July 10, 2023
WASHINGTON, D.C. — The U.S. Department of Energy (DOE) today announced that it awarded Higher Wire with a Phase I Small Business Innovation Research (SBIR) grant to develop a cell-level battery power conversion system. The project, titled "High-gain Cell-level all-GaN-based Soft-switched CLLC Resonant Converter System for Grid-Tied Energy Storage Systems," aims to address the inherent weaknesses of battery modules that use series-connected cells to boost their voltage, wherein individual cells heavily impact overall system performance and a single cell failure may shutdown the entire system. Higher Wire has partnered with Arizona State University's Ira A Fulton School of Engineering for the project.
"Cost-effective storage is critical to the widespread success of sustainable energy, and this grant will allow us to create more reliable and longer-lasting battery systems," said Trevor Warren, CEO of Higher Wire. "It will also greatly reduce lifecycle costs and carbon emissions by all-but-eliminating many barriers to deploying batteries for a second life."
The award is a portion of $72 million in funding for small businesses to pursue scientific, clean energy, and climate research, development, and demonstration projects. The funding will support 296 projects across 44 states and addresses multiple topic areas, such as renewable energy, nuclear energy, cybersecurity, advanced materials and manufacturing, microelectronics, and artificial intelligence. Today’s announcement underscores the Biden-Harris Administration's deep commitment to advancing innovative climate solutions and strengthening America’s global scientific leadership, which are critical to achieving the President's goal of a carbon-free grid by 2035 and net-zero emissions by 2050.
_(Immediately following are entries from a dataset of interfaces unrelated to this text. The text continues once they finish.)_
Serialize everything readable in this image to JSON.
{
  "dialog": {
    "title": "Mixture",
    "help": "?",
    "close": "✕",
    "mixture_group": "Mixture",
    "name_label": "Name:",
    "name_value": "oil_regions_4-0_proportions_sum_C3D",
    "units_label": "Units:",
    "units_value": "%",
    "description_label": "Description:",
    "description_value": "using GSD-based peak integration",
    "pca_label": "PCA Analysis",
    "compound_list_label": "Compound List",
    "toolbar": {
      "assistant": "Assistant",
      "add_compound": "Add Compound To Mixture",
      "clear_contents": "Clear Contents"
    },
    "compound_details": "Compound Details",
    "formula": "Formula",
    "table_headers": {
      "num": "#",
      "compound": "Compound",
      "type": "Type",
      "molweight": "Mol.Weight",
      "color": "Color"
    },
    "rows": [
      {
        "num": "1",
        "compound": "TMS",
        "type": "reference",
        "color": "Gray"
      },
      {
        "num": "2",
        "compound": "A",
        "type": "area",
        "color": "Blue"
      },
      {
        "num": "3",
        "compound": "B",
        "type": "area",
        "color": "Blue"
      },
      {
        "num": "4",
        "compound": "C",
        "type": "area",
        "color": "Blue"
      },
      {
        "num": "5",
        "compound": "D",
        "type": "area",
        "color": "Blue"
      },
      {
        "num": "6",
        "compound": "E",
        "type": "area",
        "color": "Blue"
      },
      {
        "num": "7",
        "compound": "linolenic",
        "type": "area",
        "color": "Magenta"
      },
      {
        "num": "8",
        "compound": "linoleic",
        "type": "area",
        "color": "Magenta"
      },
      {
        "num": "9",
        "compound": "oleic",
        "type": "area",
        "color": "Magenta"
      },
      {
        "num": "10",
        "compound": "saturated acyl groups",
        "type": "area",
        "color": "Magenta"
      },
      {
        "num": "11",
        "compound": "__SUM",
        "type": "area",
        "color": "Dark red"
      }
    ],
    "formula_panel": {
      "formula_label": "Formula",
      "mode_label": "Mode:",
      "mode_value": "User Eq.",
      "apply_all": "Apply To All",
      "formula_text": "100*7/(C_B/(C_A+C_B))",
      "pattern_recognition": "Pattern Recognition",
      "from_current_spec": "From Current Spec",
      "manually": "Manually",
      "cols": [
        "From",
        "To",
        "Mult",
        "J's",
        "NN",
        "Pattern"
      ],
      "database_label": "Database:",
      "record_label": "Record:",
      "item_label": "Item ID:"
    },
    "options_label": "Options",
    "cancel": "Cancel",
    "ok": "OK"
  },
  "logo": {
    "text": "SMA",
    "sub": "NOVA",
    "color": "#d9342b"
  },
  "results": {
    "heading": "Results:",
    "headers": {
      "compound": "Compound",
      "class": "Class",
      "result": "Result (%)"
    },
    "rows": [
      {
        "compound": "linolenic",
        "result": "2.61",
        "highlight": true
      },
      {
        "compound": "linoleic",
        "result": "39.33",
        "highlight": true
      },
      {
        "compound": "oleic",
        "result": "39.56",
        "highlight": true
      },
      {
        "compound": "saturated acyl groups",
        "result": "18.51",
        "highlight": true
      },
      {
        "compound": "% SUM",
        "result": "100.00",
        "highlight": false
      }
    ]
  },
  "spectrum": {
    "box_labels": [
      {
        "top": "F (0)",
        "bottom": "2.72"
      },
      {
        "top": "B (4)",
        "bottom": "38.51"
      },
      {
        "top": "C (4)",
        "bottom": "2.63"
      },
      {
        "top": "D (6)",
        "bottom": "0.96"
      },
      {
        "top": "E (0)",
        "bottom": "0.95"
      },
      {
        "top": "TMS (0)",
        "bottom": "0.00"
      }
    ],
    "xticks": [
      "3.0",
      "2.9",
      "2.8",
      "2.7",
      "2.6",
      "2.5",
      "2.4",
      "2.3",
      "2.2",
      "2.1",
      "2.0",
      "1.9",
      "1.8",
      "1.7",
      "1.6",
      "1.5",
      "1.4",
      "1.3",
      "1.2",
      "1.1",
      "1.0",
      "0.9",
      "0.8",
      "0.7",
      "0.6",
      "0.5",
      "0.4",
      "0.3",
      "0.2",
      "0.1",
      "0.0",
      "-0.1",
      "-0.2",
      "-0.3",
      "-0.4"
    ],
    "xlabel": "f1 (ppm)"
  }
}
“America’s small businesses have always played a critical role in moving our nation forward, and this entrepreneurial spirit helped established America as a global leader in science and innovation,” said U.S. Secretary of Energy Jennifer M. Granholm. “President Biden understands this, which is why DOE is providing companies coast to coast with resources to develop game changing solutions to tackle the climate crisis and build a clean energy future.”
America’s small businesses play a critical role in facilitating the transition from discovery to innovation, helping create a bridge between the scientific laboratory and the commercial marketplace. DOE’s Small Business Innovation Research (SBIR) and Small Business Technology Transfer (STTR) awards aim to transform science and technology breakthroughs into viable products and services that can be utilized by the American people and across all sectors of the nation’s economy.
Funded through the DOE’s SBIR and STTR programs, today’s selections are primarily for Phase I research and development that focuses on establishing technical feasibility for proposed innovations. Phase I awardees will compete for larger Phase II awards to fund prototype or process development. Additionally, a limited number of Fast-Tracks (combined Phase I and Phase II awards) have also been awarded. The median Phase I award is $200,000 for a period of six to twelve months.
Click here for the full Department of Energy announcement